→ DIRECTIONS FOR THIS TASK: Look through the material below for "title". Copy every line that contains it.

= = = = = = =

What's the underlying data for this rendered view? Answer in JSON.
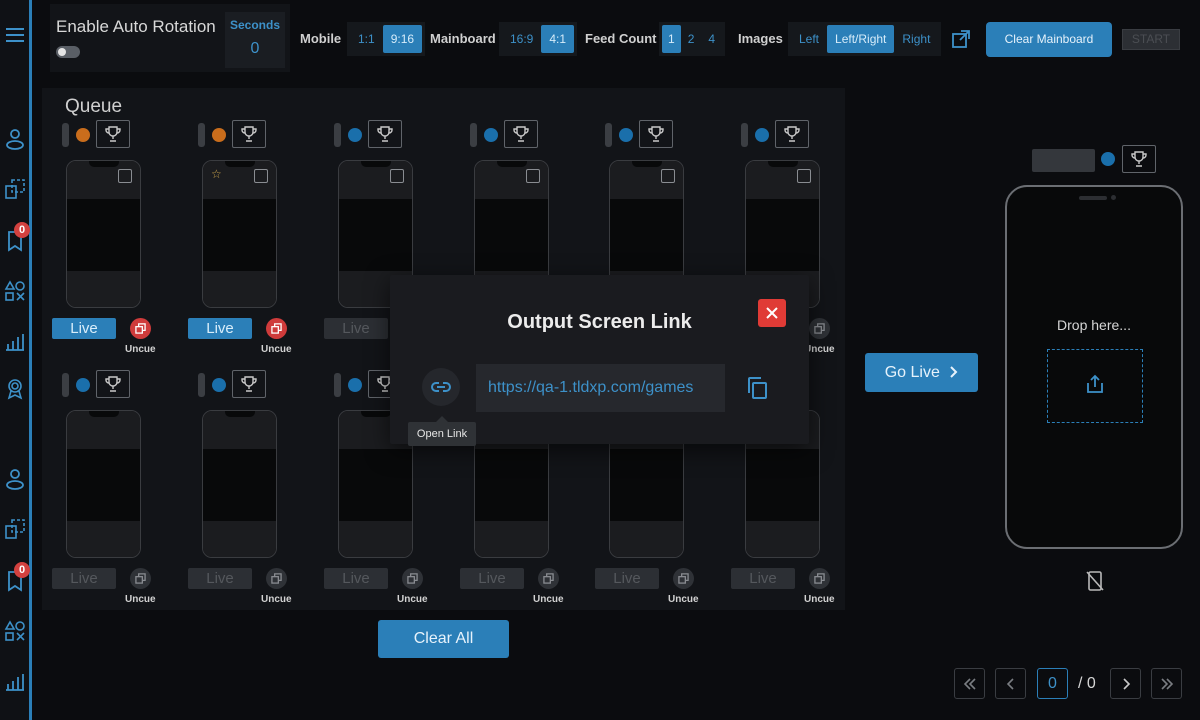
{
  "autorotation": {
    "title": "Enable Auto Rotation",
    "seconds_label": "Seconds",
    "seconds_value": "0"
  },
  "toolbar": {
    "mobile_label": "Mobile",
    "mobile_options": [
      "1:1",
      "9:16"
    ],
    "mainboard_label": "Mainboard",
    "mainboard_options": [
      "16:9",
      "4:1"
    ],
    "feedcount_label": "Feed Count",
    "feedcount_options": [
      "1",
      "2",
      "4"
    ],
    "images_label": "Images",
    "images_options": [
      "Left",
      "Left/Right",
      "Right"
    ],
    "clear_mainboard": "Clear Mainboard",
    "start": "START"
  },
  "queue": {
    "title": "Queue",
    "live_label": "Live",
    "uncue_label": "Uncue",
    "clear_all": "Clear All"
  },
  "go_live": "Go Live",
  "preview": {
    "drop_text": "Drop here..."
  },
  "sidebar": {
    "badge_count": "0"
  },
  "pagination": {
    "current": "0",
    "total": "/ 0"
  },
  "modal": {
    "title": "Output Screen Link",
    "url": "https://qa-1.tldxp.com/games",
    "tooltip": "Open Link"
  },
  "colors": {
    "accent": "#2b7fb8",
    "danger": "#e03b36",
    "orange_dot": "#c96d1c"
  }
}
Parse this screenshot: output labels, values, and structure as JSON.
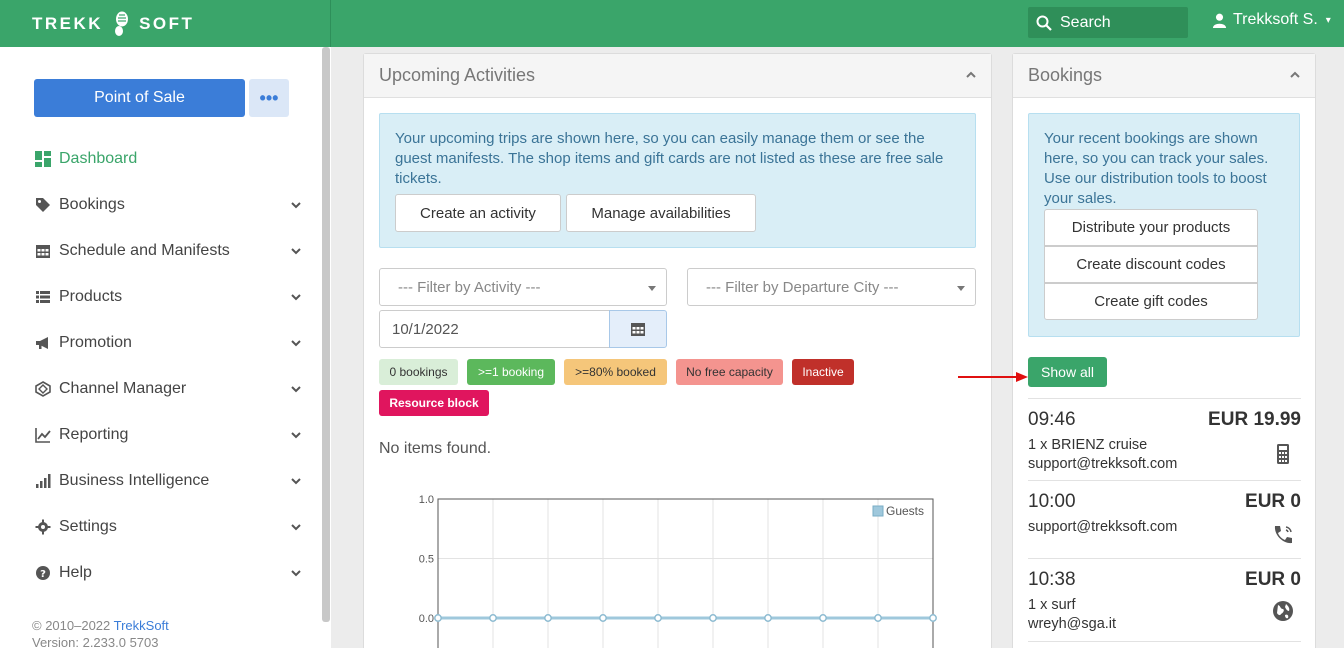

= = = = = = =

→ RESPONSE AREA:
    "title": "Enable Auto Rotation",
    "title": "Queue",
    "title": "Output Screen Link",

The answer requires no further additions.